**Assignment**
Tally the lines below containing the word "name" and give that total alone.

**Available data**
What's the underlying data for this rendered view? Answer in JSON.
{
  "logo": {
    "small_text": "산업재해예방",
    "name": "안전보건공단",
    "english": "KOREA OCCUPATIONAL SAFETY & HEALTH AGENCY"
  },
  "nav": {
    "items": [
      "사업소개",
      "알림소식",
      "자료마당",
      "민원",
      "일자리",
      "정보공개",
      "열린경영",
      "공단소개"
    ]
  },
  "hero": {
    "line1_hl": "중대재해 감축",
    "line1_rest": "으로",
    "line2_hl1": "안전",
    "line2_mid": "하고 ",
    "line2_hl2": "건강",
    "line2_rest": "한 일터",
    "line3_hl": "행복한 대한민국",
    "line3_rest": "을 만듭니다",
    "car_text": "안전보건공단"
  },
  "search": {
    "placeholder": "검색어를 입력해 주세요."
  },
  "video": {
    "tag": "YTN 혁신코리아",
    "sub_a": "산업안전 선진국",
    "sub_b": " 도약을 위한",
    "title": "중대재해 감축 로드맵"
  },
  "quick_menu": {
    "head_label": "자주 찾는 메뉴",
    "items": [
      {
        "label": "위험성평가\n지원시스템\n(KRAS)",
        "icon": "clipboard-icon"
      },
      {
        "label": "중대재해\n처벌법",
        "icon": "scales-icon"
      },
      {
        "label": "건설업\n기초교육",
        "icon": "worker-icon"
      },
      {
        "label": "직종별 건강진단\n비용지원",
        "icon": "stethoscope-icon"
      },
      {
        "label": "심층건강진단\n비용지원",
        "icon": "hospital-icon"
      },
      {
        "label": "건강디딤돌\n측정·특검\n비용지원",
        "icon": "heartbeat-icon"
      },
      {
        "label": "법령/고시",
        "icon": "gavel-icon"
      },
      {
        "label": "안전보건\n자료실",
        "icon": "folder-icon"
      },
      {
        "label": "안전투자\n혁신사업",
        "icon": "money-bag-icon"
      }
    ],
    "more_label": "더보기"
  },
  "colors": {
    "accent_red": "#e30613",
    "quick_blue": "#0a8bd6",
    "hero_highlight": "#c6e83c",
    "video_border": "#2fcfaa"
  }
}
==
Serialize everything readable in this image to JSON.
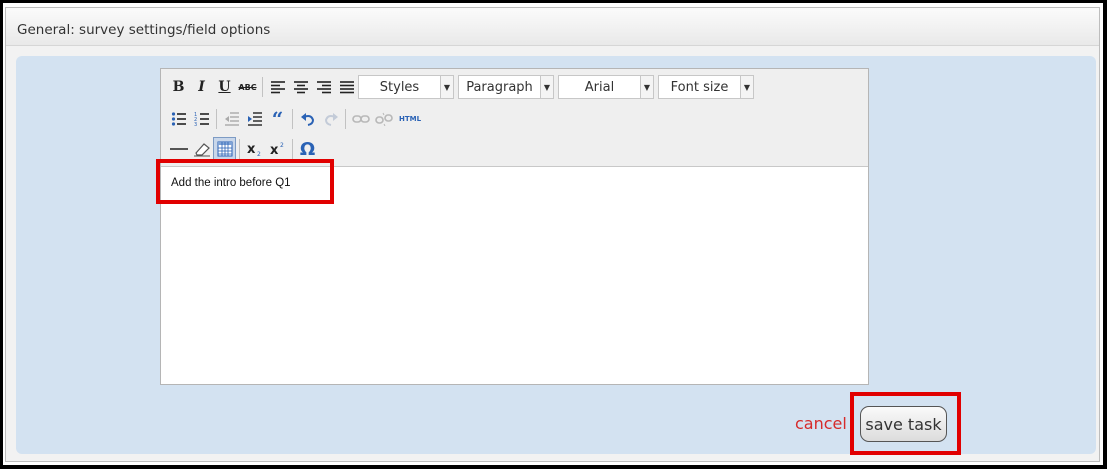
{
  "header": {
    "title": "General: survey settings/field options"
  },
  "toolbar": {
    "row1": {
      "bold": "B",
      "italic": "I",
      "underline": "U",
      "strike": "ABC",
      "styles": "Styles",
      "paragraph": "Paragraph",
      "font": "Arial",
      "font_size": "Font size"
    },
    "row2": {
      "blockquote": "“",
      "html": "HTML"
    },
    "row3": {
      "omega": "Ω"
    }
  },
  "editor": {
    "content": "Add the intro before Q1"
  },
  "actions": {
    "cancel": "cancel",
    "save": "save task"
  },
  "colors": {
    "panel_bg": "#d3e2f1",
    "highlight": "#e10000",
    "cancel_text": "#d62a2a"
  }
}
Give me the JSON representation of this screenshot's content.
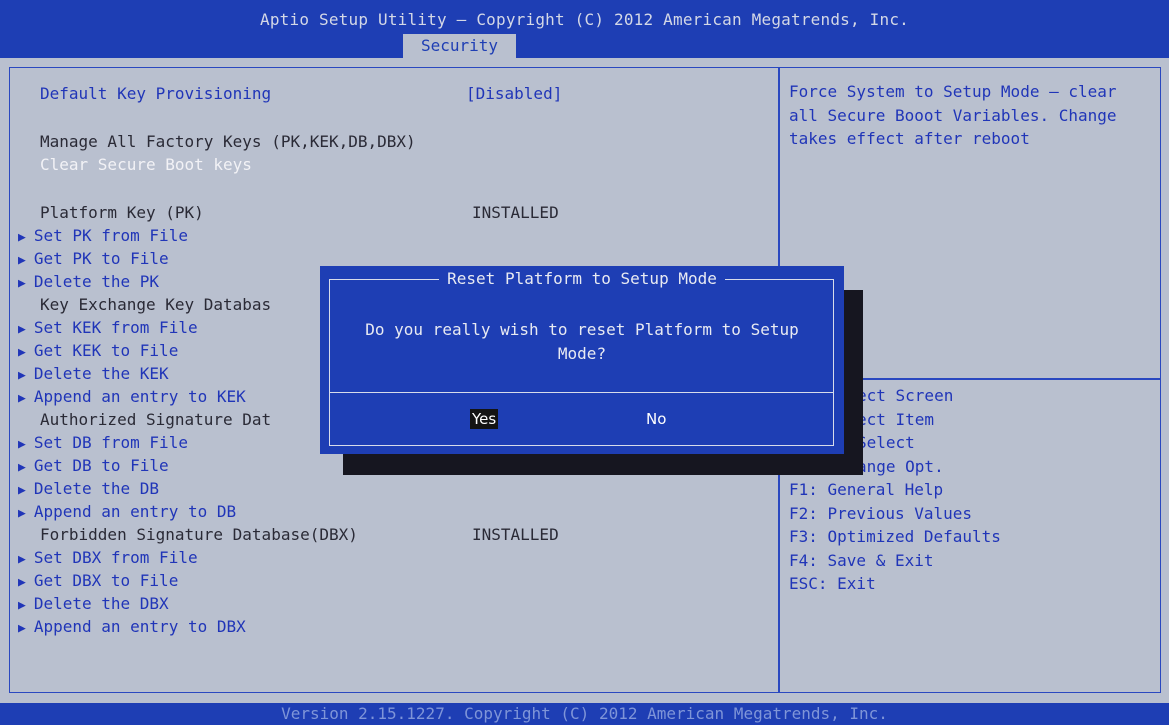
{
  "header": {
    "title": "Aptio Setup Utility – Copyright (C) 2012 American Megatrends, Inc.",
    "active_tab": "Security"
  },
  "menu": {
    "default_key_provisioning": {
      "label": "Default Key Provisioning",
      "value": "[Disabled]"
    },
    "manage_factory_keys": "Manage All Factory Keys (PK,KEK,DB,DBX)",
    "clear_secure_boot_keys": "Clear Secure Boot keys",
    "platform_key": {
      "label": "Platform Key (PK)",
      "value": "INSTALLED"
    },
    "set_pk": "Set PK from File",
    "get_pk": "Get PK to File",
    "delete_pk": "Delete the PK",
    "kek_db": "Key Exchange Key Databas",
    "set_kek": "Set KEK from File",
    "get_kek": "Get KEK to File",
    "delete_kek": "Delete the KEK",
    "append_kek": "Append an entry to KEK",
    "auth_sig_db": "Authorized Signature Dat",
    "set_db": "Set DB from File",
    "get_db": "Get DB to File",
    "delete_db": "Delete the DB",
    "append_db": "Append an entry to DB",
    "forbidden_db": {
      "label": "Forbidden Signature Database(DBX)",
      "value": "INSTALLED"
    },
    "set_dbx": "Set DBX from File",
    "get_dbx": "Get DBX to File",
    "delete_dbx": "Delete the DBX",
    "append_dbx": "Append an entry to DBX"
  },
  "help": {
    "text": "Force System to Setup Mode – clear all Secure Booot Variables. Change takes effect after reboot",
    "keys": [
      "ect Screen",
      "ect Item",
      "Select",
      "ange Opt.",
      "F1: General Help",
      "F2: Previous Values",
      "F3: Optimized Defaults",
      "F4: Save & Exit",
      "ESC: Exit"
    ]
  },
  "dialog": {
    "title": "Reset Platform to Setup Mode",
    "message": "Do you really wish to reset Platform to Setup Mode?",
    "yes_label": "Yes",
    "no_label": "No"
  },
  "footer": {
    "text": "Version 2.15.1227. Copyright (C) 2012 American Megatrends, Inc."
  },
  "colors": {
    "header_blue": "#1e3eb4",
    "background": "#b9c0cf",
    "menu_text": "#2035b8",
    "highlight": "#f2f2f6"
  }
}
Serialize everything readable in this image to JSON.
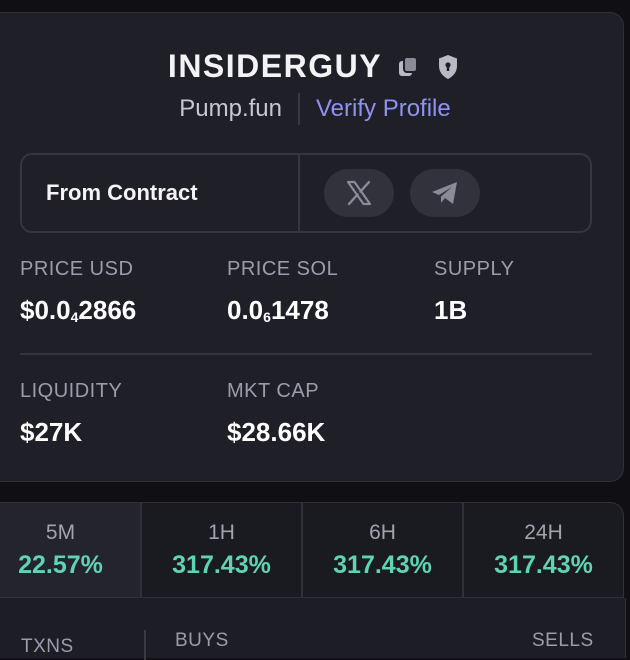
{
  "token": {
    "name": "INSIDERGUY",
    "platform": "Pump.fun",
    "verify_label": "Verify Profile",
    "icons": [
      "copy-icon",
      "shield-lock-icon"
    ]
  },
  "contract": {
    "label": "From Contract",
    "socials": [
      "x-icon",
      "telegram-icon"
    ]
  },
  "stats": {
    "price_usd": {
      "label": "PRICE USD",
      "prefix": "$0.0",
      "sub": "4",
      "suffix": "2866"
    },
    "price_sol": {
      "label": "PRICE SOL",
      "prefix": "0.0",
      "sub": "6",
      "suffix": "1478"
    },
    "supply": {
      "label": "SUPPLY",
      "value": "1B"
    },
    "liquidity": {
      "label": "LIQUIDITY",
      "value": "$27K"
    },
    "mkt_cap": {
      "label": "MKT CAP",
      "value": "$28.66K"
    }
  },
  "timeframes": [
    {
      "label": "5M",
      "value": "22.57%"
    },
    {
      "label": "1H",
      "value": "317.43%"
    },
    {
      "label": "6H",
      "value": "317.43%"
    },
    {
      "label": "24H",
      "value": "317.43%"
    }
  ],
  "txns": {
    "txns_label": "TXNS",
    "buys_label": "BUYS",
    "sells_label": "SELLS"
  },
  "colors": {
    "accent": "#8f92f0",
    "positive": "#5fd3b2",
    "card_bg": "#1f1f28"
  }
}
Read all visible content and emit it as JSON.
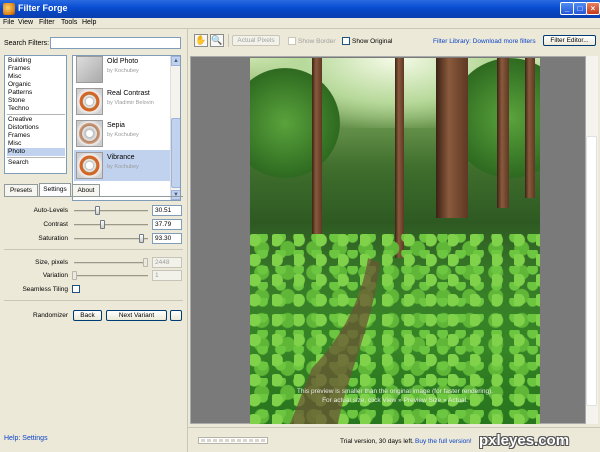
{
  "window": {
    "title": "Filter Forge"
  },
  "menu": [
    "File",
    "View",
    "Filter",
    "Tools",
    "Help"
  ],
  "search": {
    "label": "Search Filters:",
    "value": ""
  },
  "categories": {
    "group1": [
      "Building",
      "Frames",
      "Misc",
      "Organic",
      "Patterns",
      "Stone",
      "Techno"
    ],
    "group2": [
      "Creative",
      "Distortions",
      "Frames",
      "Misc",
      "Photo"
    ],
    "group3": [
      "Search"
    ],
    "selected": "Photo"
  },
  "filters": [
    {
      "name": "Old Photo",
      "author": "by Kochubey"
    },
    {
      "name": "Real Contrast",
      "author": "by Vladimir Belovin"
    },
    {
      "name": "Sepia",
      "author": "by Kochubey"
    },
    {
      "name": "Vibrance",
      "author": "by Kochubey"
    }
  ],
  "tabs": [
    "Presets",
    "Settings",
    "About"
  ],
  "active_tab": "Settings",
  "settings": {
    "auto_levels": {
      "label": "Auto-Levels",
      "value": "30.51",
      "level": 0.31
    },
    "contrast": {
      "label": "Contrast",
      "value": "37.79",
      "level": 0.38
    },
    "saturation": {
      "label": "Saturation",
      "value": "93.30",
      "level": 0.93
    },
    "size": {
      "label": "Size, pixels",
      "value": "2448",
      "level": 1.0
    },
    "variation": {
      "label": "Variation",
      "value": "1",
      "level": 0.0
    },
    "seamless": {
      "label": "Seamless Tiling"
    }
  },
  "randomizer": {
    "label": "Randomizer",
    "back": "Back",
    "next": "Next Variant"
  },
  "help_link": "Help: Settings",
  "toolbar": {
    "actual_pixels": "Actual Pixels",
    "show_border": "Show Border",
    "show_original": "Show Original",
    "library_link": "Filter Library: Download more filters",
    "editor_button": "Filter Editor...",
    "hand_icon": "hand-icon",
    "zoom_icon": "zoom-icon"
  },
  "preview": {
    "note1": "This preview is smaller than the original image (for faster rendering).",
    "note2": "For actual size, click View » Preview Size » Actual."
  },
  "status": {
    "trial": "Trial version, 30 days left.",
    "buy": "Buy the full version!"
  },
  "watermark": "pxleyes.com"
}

**Answer for this exercise**
6